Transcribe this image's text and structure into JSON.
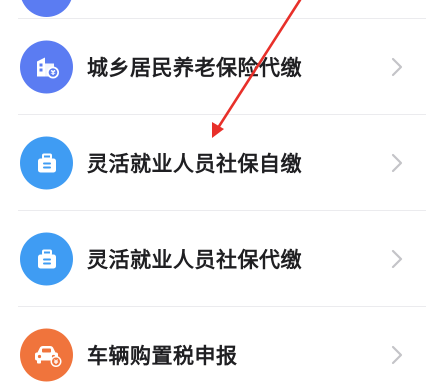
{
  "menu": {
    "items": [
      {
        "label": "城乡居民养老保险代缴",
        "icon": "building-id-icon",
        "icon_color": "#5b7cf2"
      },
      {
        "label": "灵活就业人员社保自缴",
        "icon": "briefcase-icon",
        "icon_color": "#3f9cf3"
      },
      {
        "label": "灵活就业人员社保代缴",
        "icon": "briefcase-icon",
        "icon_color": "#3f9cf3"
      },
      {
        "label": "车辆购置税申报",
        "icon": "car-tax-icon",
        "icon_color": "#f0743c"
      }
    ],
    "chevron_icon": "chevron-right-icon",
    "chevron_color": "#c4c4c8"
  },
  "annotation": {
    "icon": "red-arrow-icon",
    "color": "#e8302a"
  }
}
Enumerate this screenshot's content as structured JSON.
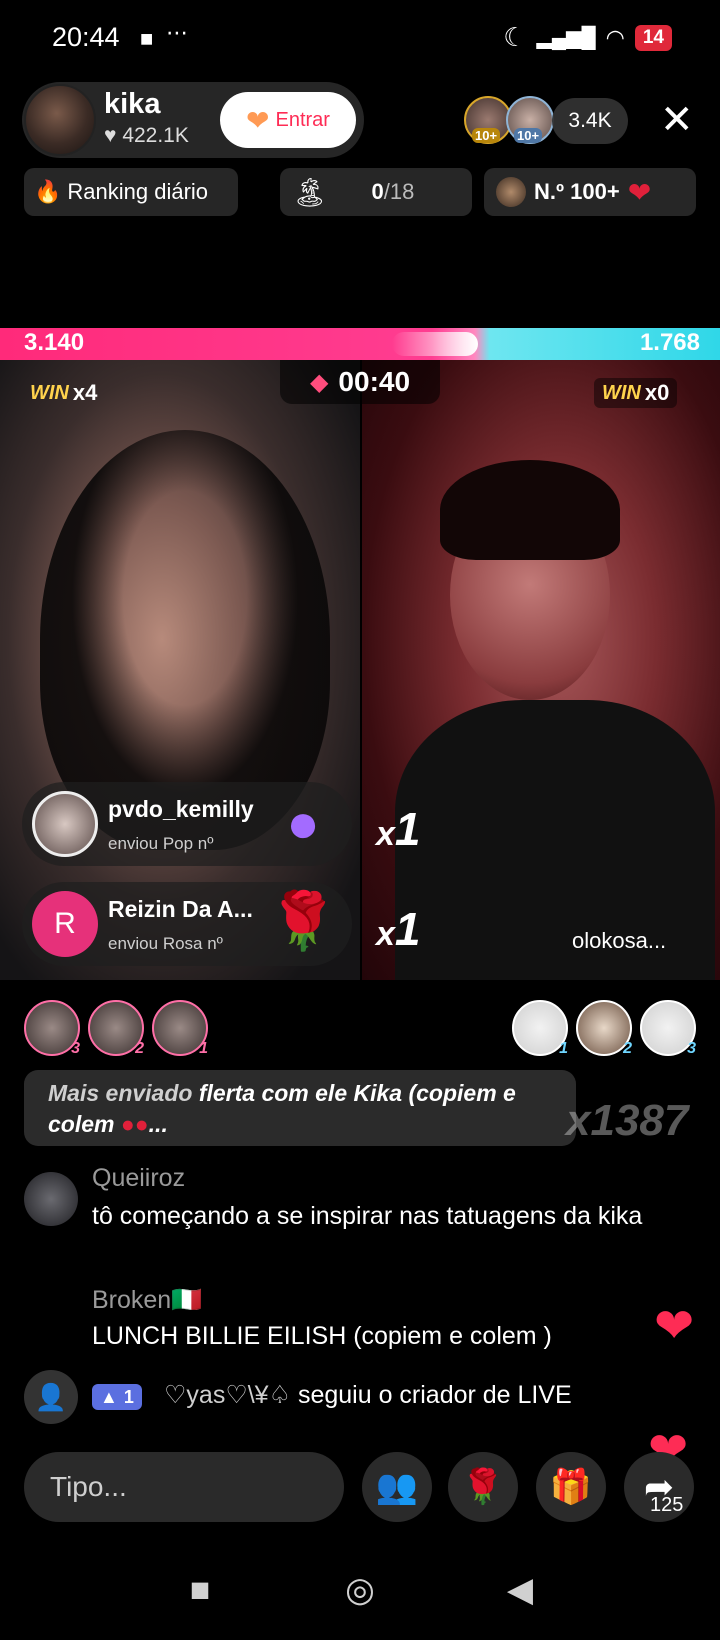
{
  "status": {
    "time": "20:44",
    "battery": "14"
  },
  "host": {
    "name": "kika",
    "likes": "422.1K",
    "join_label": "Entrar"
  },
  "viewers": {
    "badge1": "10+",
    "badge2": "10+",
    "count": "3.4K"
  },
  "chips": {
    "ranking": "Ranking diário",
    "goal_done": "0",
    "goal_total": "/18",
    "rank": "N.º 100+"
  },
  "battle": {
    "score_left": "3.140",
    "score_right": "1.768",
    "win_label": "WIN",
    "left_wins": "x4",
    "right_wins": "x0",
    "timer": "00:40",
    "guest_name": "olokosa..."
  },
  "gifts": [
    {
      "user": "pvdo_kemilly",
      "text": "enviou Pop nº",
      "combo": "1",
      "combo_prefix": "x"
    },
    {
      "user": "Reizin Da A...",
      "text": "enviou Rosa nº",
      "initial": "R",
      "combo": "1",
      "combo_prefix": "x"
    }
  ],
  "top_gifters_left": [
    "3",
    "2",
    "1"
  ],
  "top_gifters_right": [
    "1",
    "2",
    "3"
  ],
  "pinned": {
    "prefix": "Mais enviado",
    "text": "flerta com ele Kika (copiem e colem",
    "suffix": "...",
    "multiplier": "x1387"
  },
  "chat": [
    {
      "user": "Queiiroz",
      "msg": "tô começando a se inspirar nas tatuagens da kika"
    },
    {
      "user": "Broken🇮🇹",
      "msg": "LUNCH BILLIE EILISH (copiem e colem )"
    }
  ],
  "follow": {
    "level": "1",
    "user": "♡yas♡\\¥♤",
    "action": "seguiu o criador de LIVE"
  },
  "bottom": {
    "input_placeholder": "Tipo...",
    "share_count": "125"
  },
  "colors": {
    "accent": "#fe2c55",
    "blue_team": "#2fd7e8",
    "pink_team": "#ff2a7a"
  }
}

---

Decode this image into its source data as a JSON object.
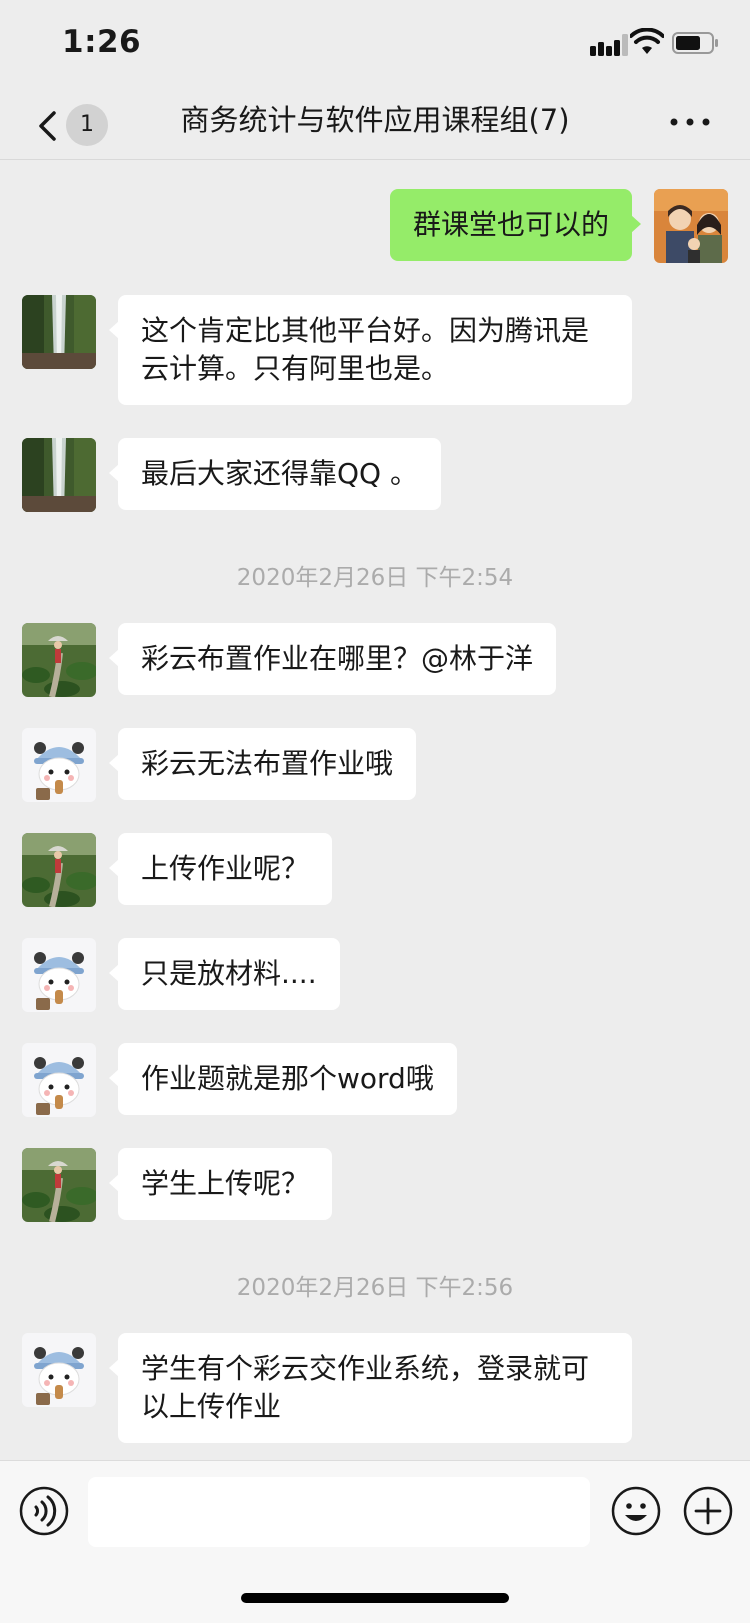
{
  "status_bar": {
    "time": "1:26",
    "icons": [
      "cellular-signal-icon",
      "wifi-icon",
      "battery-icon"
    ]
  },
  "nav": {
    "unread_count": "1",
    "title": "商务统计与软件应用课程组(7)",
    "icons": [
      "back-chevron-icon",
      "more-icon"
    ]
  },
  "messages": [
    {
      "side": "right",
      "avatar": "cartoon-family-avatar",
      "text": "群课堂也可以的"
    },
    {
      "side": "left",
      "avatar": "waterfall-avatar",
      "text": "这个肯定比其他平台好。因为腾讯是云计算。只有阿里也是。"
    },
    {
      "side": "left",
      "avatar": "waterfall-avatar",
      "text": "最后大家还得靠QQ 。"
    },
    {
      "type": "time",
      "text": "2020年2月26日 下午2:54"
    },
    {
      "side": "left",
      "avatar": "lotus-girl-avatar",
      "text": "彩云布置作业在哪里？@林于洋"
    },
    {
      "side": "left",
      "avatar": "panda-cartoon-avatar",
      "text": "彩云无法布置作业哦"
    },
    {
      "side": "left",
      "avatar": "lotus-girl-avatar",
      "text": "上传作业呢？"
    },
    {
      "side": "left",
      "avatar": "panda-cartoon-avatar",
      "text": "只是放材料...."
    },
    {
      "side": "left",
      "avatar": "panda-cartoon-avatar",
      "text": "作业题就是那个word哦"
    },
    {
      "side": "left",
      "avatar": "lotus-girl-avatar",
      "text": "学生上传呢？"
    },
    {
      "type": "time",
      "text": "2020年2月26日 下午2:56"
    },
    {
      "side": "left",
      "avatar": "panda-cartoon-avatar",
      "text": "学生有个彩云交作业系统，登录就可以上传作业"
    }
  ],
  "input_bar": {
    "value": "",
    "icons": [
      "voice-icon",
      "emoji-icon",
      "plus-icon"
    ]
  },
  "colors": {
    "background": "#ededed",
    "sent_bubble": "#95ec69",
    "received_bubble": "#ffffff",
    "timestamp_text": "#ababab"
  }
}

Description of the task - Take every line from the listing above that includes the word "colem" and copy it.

Solution to the exercise -
    "text": "flerta com ele Kika (copiem e colem",
      "msg": "LUNCH BILLIE EILISH (copiem e colem )"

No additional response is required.